But we are a community, we hold things in common - our worship life, Sunday by Sunday, our love and care for each other, our commitment to maintaining a witness to God’s presence in this community, generation after generation after generation. Beyond that we enjoy beautiful gardens because of the commitment of some of the people among us; our buildings bear witness to the commitment of generations who have been here before us, and we’ve also gone beyond our generation and started to look at the buildings for the generations to come, as we start grappling with the wall. We’ve already got a name for the group that are looking at that, by the way, they’re ‘The Eastenders’! We get to rejoice with beautiful music because of the commitment of our singing group, who are having a bye this week, just in case you’re wondering how the timetable’s working out.

All these and more are shaped by our sense of community and they shape our sense of community.

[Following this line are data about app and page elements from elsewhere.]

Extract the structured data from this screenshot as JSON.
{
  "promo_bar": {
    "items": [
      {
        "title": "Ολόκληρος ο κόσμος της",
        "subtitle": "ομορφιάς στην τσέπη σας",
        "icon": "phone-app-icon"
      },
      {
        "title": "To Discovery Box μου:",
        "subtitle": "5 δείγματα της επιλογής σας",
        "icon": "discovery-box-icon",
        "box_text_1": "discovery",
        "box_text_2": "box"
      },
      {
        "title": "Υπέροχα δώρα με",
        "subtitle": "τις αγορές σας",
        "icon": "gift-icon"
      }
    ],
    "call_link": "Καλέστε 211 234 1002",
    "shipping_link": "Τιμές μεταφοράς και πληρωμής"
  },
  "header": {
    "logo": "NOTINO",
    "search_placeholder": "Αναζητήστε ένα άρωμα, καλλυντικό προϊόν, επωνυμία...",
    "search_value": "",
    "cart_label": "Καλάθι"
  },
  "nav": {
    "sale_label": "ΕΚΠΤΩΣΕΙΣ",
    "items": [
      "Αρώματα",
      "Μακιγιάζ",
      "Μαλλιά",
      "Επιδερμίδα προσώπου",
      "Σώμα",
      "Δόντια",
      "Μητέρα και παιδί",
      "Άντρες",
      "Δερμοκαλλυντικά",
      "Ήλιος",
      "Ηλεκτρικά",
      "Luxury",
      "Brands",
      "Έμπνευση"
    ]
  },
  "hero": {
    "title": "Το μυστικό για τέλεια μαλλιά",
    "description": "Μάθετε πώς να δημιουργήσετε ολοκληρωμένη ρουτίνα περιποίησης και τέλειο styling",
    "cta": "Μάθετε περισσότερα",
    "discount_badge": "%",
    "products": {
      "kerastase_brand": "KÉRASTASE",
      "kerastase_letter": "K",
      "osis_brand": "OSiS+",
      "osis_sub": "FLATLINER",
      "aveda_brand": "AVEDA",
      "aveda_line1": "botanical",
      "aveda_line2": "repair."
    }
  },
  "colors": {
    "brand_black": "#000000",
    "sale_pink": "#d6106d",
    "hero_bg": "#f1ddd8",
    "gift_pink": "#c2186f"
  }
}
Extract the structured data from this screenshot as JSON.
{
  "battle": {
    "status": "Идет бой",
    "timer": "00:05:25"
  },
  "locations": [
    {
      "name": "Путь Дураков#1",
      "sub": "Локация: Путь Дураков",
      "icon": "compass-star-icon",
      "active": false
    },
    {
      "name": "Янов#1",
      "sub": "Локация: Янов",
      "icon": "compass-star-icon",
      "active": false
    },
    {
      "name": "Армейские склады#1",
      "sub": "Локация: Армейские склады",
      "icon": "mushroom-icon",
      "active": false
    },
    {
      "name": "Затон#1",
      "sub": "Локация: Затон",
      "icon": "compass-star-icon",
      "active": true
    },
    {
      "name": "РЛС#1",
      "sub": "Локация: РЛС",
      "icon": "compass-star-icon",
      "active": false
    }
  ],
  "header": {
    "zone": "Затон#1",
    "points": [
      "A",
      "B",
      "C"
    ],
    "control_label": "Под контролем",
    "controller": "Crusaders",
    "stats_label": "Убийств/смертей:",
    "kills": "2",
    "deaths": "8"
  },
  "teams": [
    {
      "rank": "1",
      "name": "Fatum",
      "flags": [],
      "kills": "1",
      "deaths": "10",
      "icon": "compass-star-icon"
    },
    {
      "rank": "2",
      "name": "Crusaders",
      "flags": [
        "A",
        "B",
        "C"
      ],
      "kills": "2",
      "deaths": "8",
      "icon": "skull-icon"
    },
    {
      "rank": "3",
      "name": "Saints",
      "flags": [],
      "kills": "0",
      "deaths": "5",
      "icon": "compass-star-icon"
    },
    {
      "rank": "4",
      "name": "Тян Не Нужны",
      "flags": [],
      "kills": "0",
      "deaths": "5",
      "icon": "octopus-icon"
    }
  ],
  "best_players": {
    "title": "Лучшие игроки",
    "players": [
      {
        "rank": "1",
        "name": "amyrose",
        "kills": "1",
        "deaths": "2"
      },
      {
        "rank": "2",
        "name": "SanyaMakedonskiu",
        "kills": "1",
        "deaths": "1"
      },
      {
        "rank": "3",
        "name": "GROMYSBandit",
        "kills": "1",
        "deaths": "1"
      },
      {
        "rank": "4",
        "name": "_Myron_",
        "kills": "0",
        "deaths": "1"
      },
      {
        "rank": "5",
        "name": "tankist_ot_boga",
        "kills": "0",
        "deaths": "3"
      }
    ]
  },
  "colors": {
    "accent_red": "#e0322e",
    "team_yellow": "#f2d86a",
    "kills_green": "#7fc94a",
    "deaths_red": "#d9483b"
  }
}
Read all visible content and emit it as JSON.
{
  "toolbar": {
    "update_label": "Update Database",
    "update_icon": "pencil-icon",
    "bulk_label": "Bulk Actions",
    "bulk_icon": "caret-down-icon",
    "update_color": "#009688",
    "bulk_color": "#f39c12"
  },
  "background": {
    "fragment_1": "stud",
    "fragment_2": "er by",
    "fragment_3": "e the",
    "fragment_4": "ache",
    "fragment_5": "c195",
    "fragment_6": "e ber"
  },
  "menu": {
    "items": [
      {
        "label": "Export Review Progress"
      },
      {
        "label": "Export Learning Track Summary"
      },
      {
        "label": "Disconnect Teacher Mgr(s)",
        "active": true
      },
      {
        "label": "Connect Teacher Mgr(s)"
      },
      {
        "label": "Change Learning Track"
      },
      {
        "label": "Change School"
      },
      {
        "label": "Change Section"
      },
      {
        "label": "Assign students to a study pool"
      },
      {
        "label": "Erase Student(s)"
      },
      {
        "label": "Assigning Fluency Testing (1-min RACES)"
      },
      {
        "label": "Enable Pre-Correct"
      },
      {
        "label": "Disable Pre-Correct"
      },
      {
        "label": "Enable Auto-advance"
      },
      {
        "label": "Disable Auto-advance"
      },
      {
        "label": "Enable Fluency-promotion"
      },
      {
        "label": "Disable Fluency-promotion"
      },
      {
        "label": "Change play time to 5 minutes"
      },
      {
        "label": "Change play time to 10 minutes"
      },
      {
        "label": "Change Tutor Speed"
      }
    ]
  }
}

It’s two way, just as being here is a two way movement – God gives us to the community and we give ourselves to God in this community. That just goes to show that there are mysteries in the Christian life – to be given and to give oneself, in the classic language of the marriage service. One thing about which there is no mystery however, is that each community has to take up the task of shaping itself within God’s love. I know from my wanderings around parishes in the diocese of Perth, that no two places are ever the same, even though they may all be Anglican, all base their worship on the same prayer book, all meet around the altar for Communion and all share in the leadership of the archbishop, no two places are ever alike.

The New Testament shows us how the early church shaped its life: the appointment of the first deacons when problems arose with the distribution of food, the issue of what foods could be eaten – Peter and Paul’s famous ‘food fight in Antioch’, as they say – and that same responsibility lies with us, to shape this community in God’s love and for God’s world. Every decision, every action shapes us, sometimes for better sometimes not; even deciding whether something is for better or for not is difficult. To not decide, however, is to actually make a decision. It takes boldness and courage to live in and shape a community. That was the experience of the early Christians and it was the experience of everyone who lived at the House of the Gentle Bunyip and it’s the experience of many of us here at St Paul’s. But there is a word from Jesus about that – ‘Do not be afraid little flock, for it is God’s good pleasure to give you the kingdom’.


Theo Mackaay

Textweek Easter 7 <